## Try it
Return all entries verbatim; skip any pictures.

Dataset rows describing interfaces
§
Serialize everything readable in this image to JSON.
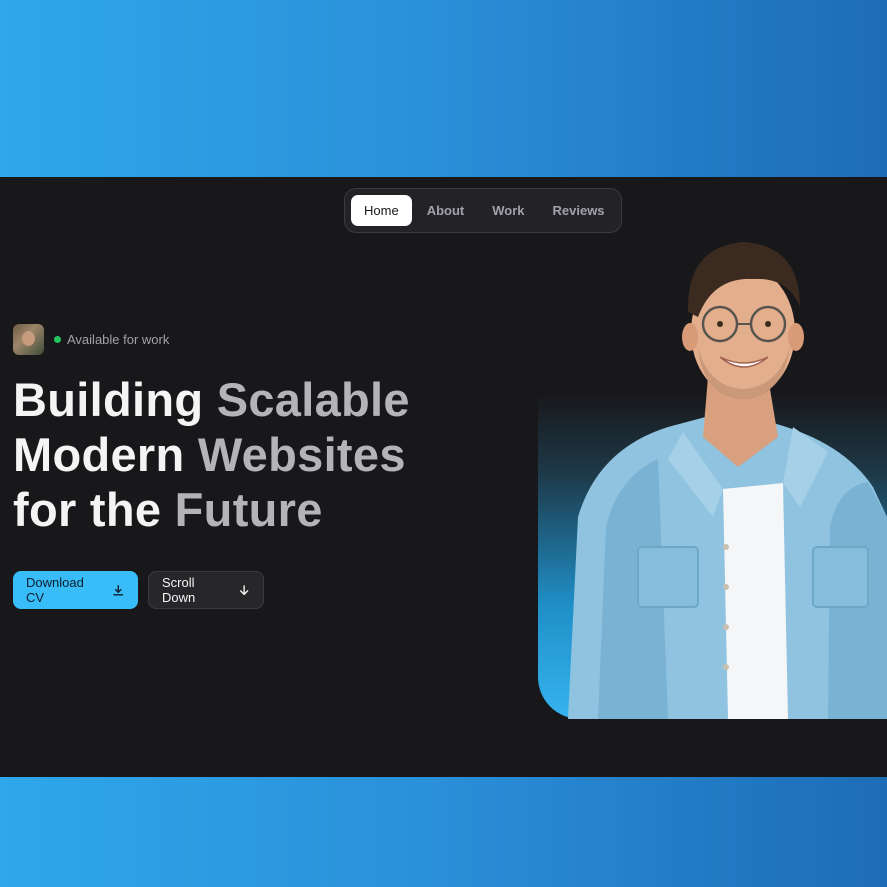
{
  "nav": {
    "items": [
      {
        "label": "Home",
        "active": true
      },
      {
        "label": "About",
        "active": false
      },
      {
        "label": "Work",
        "active": false
      },
      {
        "label": "Reviews",
        "active": false
      }
    ]
  },
  "status": {
    "text": "Available for work",
    "dot_color": "#22c55e"
  },
  "hero": {
    "line1_a": "Building",
    "line1_b": "Scalable",
    "line2_a": "Modern",
    "line2_b": "Websites",
    "line3_a": "for the",
    "line3_b": "Future"
  },
  "actions": {
    "primary_label": "Download CV",
    "primary_icon": "download-icon",
    "secondary_label": "Scroll Down",
    "secondary_icon": "arrow-down-icon"
  },
  "colors": {
    "accent": "#38bdf8",
    "background": "#18181b"
  }
}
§
## Solution
Serialize everything readable in this image to JSON.
{
  "nav": {
    "items": [
      {
        "label": "Home",
        "active": true
      },
      {
        "label": "About",
        "active": false
      },
      {
        "label": "Work",
        "active": false
      },
      {
        "label": "Reviews",
        "active": false
      }
    ]
  },
  "status": {
    "text": "Available for work",
    "dot_color": "#22c55e"
  },
  "hero": {
    "line1_a": "Building",
    "line1_b": "Scalable",
    "line2_a": "Modern",
    "line2_b": "Websites",
    "line3_a": "for the",
    "line3_b": "Future"
  },
  "actions": {
    "primary_label": "Download CV",
    "primary_icon": "download-icon",
    "secondary_label": "Scroll Down",
    "secondary_icon": "arrow-down-icon"
  },
  "colors": {
    "accent": "#38bdf8",
    "background": "#18181b"
  }
}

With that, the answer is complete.